If your home feels cold even when your furnace is running full-blast, you might have crawlspace insulation issues. Insulating your crawl space properly will help you achieve the kind of energy-saving heating and cooling efficiency your home needs. In short, if your crawl space is not insulated the right way, you can expect to experience erratic temperatures around your home and energy costs that are higher than they should be.
From the very start of construction of a new home, or even before you move into an old home you just renovated, air sealing and insulation are two important things to accomplish. You need to have old homes checked for insulation problems, and you need to have a new home insulated and air sealed properly. Before you can have your crawlspace insulated, you will first need to determine whether it is ventilated or unventilated.
Whether your crawlspace is ventilated or unventilated, an insulation contractor will know exactly what you need to have this insulated. For ventilated crawlspaces, the most likely scenario would be your contractor installing insulation under the subfloor. If the area is unventilated, insulation is usually installed on the walls of the crawlspace itself, with moisture barriers being added to prevent the seepage of vapors and moisture that can result in mold growth.

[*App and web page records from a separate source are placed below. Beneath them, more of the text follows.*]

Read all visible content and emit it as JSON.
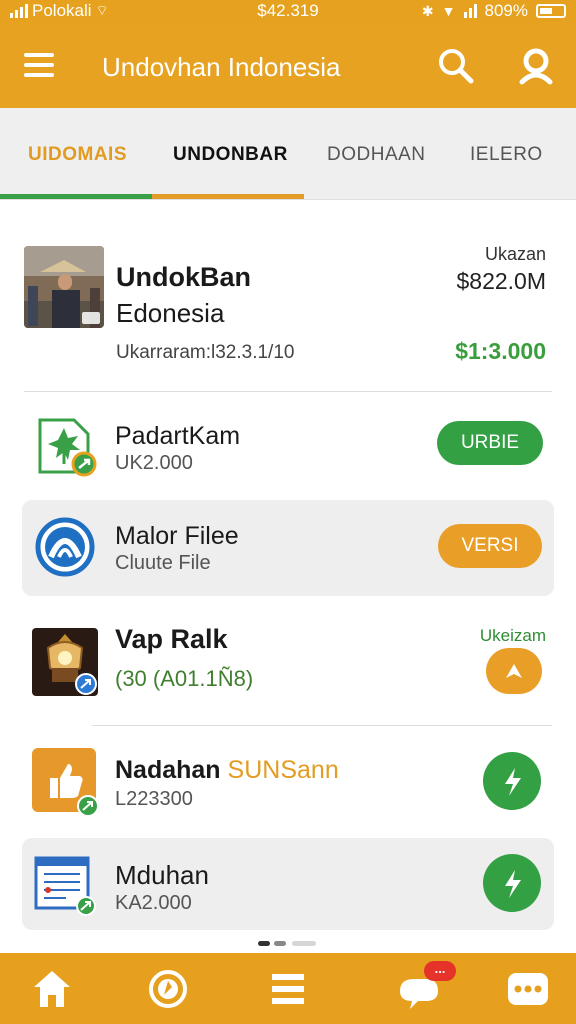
{
  "status_bar": {
    "carrier": "Polokali",
    "time": "$42.319",
    "battery": "809%"
  },
  "app_bar": {
    "title": "Undovhan Indonesia",
    "menu_icon": "hamburger-menu-icon",
    "search_icon": "search-icon",
    "profile_icon": "profile-icon"
  },
  "tabs": [
    {
      "label": "UIDOMAIS",
      "active": true
    },
    {
      "label": "UNDONBAR",
      "active": false
    },
    {
      "label": "DODHAAN",
      "active": false
    },
    {
      "label": "IELERO",
      "active": false
    }
  ],
  "hero": {
    "title": "UndokBan",
    "subtitle": "Edonesia",
    "meta": "Ukarraram:l32.3.1/10",
    "right_label": "Ukazan",
    "price": "$822.0M",
    "change": "$1:3.000"
  },
  "items": [
    {
      "title": "PadartKam",
      "subtitle": "UK2.000",
      "action": "URBIE",
      "icon": "leaf-document-icon"
    },
    {
      "title": "Malor Filee",
      "subtitle": "Cluute File",
      "action": "VERSI",
      "icon": "arch-logo-icon"
    },
    {
      "title": "Vap Ralk",
      "subtitle": "(30 (A01.1Ñ8)",
      "tag": "Ukeizam",
      "icon": "lantern-icon"
    },
    {
      "title": "Nadahan",
      "title_accent": "SUNSann",
      "subtitle": "L223300",
      "icon": "thumbs-up-icon"
    },
    {
      "title": "Mduhan",
      "subtitle": "KA2.000",
      "icon": "spreadsheet-icon"
    }
  ],
  "pager": {
    "pages": 3,
    "active": 0
  },
  "bottom_nav": [
    {
      "icon": "home-icon"
    },
    {
      "icon": "compass-icon"
    },
    {
      "icon": "list-icon"
    },
    {
      "icon": "chat-bubble-icon",
      "badge": "..."
    },
    {
      "icon": "more-icon"
    }
  ],
  "colors": {
    "primary": "#e6a21e",
    "green": "#3aa047",
    "orange_button": "#e99f27"
  }
}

While there are many green options for insulation available to you nowadays, crawlspace insulation often uses fiberglass instead of other materials. This is because of a number of reasons. The main reason is its durability and low cost when compared to other insulation options. Another reason why fiberglass insulation is chosen for this use is because it is fire retardant, and won’t deteriorate that easily.
Some people choose to use foam insulation, like the one that is made out of castor oil called Icynene. Polyurethane foam is also another option if foam insulation is what you want, and this is similar to fiberglass in durability. It has even been seen that polyurethane foam can actually add to the structural stability of your home due to its durability.
Contact Us For A Free Estimate
What cannot be used in this instance are other green options that are not waterproof, or are sensitive to moisture. Examples of these are cotton and sheep’s wool insulation. You need to ensure that the insulation used in your crawlspace is resistant to moisture, and can withstand condensation, as well as vapors.
To find out more about crawlspace insulation, whether your house needs it or not, and what kind you should choose for your particular need, contact Climate Partners at 203-457-8581 today. You can also get in touch with us through our Contact Us page.
Copyright © 2020 Climate Partners | All rights reserved.